## ACTIVITY
Return the entries in full, exactly as written.

(Page and application data records)
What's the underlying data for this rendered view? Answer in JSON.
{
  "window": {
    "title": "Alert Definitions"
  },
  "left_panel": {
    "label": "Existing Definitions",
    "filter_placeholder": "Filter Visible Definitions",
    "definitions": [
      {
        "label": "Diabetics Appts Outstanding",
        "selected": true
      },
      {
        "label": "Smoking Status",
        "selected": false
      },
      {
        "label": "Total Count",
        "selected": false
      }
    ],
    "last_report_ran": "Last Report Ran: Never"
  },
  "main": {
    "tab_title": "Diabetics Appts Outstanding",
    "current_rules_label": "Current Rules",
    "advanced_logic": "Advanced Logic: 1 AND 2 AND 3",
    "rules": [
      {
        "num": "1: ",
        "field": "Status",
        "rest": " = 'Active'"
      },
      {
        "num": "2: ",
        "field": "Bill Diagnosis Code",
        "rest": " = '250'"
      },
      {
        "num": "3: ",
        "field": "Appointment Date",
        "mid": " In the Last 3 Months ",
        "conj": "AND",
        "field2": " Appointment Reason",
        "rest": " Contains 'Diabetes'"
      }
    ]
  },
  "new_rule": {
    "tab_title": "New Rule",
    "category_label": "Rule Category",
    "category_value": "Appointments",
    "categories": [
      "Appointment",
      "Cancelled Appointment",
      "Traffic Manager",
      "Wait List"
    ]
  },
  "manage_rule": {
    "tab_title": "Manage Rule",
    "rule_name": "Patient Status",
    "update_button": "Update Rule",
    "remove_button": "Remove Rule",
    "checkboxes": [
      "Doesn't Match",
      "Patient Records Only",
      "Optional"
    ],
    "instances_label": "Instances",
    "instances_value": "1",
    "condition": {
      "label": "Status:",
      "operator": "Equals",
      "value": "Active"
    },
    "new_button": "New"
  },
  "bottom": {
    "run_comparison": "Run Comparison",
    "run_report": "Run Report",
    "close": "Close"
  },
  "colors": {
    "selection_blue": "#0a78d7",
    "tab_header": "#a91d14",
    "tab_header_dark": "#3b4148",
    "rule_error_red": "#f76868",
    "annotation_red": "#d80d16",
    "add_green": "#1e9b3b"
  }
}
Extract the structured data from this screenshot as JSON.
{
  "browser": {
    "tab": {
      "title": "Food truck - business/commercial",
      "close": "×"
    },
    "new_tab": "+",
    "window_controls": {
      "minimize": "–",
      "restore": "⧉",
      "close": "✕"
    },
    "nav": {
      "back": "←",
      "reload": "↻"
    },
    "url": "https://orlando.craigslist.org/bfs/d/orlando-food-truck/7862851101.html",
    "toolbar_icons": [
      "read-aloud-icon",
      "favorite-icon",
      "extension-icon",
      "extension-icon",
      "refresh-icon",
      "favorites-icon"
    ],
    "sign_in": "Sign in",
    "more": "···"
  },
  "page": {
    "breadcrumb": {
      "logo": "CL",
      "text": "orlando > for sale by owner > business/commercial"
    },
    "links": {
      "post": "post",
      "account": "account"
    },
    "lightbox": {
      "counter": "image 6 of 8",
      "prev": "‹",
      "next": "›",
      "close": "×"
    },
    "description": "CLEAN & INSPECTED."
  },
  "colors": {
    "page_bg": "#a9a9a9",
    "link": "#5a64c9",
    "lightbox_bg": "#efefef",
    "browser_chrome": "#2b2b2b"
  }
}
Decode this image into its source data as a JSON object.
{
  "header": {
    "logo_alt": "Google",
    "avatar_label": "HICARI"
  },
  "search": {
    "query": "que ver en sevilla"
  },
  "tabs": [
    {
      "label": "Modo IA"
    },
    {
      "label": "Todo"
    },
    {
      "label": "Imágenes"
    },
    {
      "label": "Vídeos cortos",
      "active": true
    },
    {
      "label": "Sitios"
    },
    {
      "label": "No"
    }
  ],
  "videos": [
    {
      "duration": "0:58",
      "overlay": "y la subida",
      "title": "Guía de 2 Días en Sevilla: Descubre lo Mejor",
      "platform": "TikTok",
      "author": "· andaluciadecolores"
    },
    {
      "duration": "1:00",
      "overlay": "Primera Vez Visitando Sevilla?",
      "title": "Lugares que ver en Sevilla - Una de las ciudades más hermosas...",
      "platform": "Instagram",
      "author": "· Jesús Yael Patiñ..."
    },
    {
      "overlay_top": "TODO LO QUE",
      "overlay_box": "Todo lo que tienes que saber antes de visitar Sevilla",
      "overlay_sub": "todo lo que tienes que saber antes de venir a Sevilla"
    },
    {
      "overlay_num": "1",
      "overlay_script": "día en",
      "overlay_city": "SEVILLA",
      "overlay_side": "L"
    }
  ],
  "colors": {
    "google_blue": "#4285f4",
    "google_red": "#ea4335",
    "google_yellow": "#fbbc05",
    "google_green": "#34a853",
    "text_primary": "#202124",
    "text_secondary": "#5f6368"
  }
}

## RESPONSE
What's the underlying data for this rendered view? Answer in JSON.
{
  "window": {
    "title": "Alert Definitions"
  },
  "left_panel": {
    "label": "Existing Definitions",
    "filter_placeholder": "Filter Visible Definitions",
    "definitions": [
      {
        "label": "Diabetics Appts Outstanding",
        "selected": true
      },
      {
        "label": "Smoking Status",
        "selected": false
      },
      {
        "label": "Total Count",
        "selected": false
      }
    ],
    "last_report_ran": "Last Report Ran: Never"
  },
  "main": {
    "tab_title": "Diabetics Appts Outstanding",
    "current_rules_label": "Current Rules",
    "advanced_logic": "Advanced Logic: 1 AND 2 AND 3",
    "rules": [
      {
        "num": "1: ",
        "field": "Status",
        "rest": " = 'Active'"
      },
      {
        "num": "2: ",
        "field": "Bill Diagnosis Code",
        "rest": " = '250'"
      },
      {
        "num": "3: ",
        "field": "Appointment Date",
        "mid": " In the Last 3 Months ",
        "conj": "AND",
        "field2": " Appointment Reason",
        "rest": " Contains 'Diabetes'"
      }
    ]
  },
  "new_rule": {
    "tab_title": "New Rule",
    "category_label": "Rule Category",
    "category_value": "Appointments",
    "categories": [
      "Appointment",
      "Cancelled Appointment",
      "Traffic Manager",
      "Wait List"
    ]
  },
  "manage_rule": {
    "tab_title": "Manage Rule",
    "rule_name": "Patient Status",
    "update_button": "Update Rule",
    "remove_button": "Remove Rule",
    "checkboxes": [
      "Doesn't Match",
      "Patient Records Only",
      "Optional"
    ],
    "instances_label": "Instances",
    "instances_value": "1",
    "condition": {
      "label": "Status:",
      "operator": "Equals",
      "value": "Active"
    },
    "new_button": "New"
  },
  "bottom": {
    "run_comparison": "Run Comparison",
    "run_report": "Run Report",
    "close": "Close"
  },
  "colors": {
    "selection_blue": "#0a78d7",
    "tab_header": "#a91d14",
    "tab_header_dark": "#3b4148",
    "rule_error_red": "#f76868",
    "annotation_red": "#d80d16",
    "add_green": "#1e9b3b"
  }
}
Extract the structured data from this screenshot as JSON.
{
  "browser": {
    "tab": {
      "title": "Food truck - business/commercial",
      "close": "×"
    },
    "new_tab": "+",
    "window_controls": {
      "minimize": "–",
      "restore": "⧉",
      "close": "✕"
    },
    "nav": {
      "back": "←",
      "reload": "↻"
    },
    "url": "https://orlando.craigslist.org/bfs/d/orlando-food-truck/7862851101.html",
    "toolbar_icons": [
      "read-aloud-icon",
      "favorite-icon",
      "extension-icon",
      "extension-icon",
      "refresh-icon",
      "favorites-icon"
    ],
    "sign_in": "Sign in",
    "more": "···"
  },
  "page": {
    "breadcrumb": {
      "logo": "CL",
      "text": "orlando > for sale by owner > business/commercial"
    },
    "links": {
      "post": "post",
      "account": "account"
    },
    "lightbox": {
      "counter": "image 6 of 8",
      "prev": "‹",
      "next": "›",
      "close": "×"
    },
    "description": "CLEAN & INSPECTED."
  },
  "colors": {
    "page_bg": "#a9a9a9",
    "link": "#5a64c9",
    "lightbox_bg": "#efefef",
    "browser_chrome": "#2b2b2b"
  }
}
Decode this image into its source data as a JSON object.
{
  "header": {
    "logo_alt": "Google",
    "avatar_label": "HICARI"
  },
  "search": {
    "query": "que ver en sevilla"
  },
  "tabs": [
    {
      "label": "Modo IA"
    },
    {
      "label": "Todo"
    },
    {
      "label": "Imágenes"
    },
    {
      "label": "Vídeos cortos",
      "active": true
    },
    {
      "label": "Sitios"
    },
    {
      "label": "No"
    }
  ],
  "videos": [
    {
      "duration": "0:58",
      "overlay": "y la subida",
      "title": "Guía de 2 Días en Sevilla: Descubre lo Mejor",
      "platform": "TikTok",
      "author": "· andaluciadecolores"
    },
    {
      "duration": "1:00",
      "overlay": "Primera Vez Visitando Sevilla?",
      "title": "Lugares que ver en Sevilla - Una de las ciudades más hermosas...",
      "platform": "Instagram",
      "author": "· Jesús Yael Patiñ..."
    },
    {
      "overlay_top": "TODO LO QUE",
      "overlay_box": "Todo lo que tienes que saber antes de visitar Sevilla",
      "overlay_sub": "todo lo que tienes que saber antes de venir a Sevilla"
    },
    {
      "overlay_num": "1",
      "overlay_script": "día en",
      "overlay_city": "SEVILLA",
      "overlay_side": "L"
    }
  ],
  "colors": {
    "google_blue": "#4285f4",
    "google_red": "#ea4335",
    "google_yellow": "#fbbc05",
    "google_green": "#34a853",
    "text_primary": "#202124",
    "text_secondary": "#5f6368"
  }
}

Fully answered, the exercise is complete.